* To do *
Counting every line in the records below that holds "analysis", give the total and add nothing.

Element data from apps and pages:
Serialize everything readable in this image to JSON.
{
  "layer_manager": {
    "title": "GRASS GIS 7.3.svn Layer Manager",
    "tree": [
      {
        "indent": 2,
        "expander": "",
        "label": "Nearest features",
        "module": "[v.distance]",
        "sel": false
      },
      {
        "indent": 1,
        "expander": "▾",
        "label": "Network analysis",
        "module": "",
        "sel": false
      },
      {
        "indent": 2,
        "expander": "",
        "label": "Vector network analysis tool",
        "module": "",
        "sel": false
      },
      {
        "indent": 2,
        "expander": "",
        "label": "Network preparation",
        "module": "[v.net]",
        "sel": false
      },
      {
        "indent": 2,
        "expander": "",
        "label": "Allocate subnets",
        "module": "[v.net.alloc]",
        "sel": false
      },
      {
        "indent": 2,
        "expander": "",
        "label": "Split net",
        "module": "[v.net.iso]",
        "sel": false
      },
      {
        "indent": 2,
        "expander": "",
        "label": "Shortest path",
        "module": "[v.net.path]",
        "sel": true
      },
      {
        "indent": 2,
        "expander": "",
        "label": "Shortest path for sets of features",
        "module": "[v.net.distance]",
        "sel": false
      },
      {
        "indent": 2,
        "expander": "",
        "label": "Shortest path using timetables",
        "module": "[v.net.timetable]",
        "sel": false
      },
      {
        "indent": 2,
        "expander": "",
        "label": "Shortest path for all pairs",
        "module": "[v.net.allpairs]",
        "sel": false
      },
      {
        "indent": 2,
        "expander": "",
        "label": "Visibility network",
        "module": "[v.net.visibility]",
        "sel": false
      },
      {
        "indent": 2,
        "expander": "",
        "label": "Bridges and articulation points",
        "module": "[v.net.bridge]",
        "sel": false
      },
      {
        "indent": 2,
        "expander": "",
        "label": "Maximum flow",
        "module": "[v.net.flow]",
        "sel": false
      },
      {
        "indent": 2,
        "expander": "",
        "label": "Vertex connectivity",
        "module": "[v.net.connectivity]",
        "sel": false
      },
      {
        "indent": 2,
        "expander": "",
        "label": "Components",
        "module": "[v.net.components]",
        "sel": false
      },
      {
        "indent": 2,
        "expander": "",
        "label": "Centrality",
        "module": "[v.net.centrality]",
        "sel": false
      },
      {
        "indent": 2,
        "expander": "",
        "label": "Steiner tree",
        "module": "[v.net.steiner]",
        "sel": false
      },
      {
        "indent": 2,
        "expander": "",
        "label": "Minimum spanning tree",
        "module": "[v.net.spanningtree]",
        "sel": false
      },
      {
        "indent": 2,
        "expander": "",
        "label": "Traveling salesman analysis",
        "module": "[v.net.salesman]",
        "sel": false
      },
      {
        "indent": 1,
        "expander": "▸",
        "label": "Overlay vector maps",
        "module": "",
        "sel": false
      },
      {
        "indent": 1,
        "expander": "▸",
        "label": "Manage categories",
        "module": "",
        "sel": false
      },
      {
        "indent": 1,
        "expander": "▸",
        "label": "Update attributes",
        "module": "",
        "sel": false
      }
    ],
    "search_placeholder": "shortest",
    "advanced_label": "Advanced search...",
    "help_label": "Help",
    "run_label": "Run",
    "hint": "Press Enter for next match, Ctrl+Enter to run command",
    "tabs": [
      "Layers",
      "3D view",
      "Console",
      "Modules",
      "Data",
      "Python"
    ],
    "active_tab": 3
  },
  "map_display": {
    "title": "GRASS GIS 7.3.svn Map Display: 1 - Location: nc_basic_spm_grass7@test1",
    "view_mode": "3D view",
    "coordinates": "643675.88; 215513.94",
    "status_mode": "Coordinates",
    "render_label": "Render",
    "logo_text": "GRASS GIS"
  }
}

* Exercise answer *
3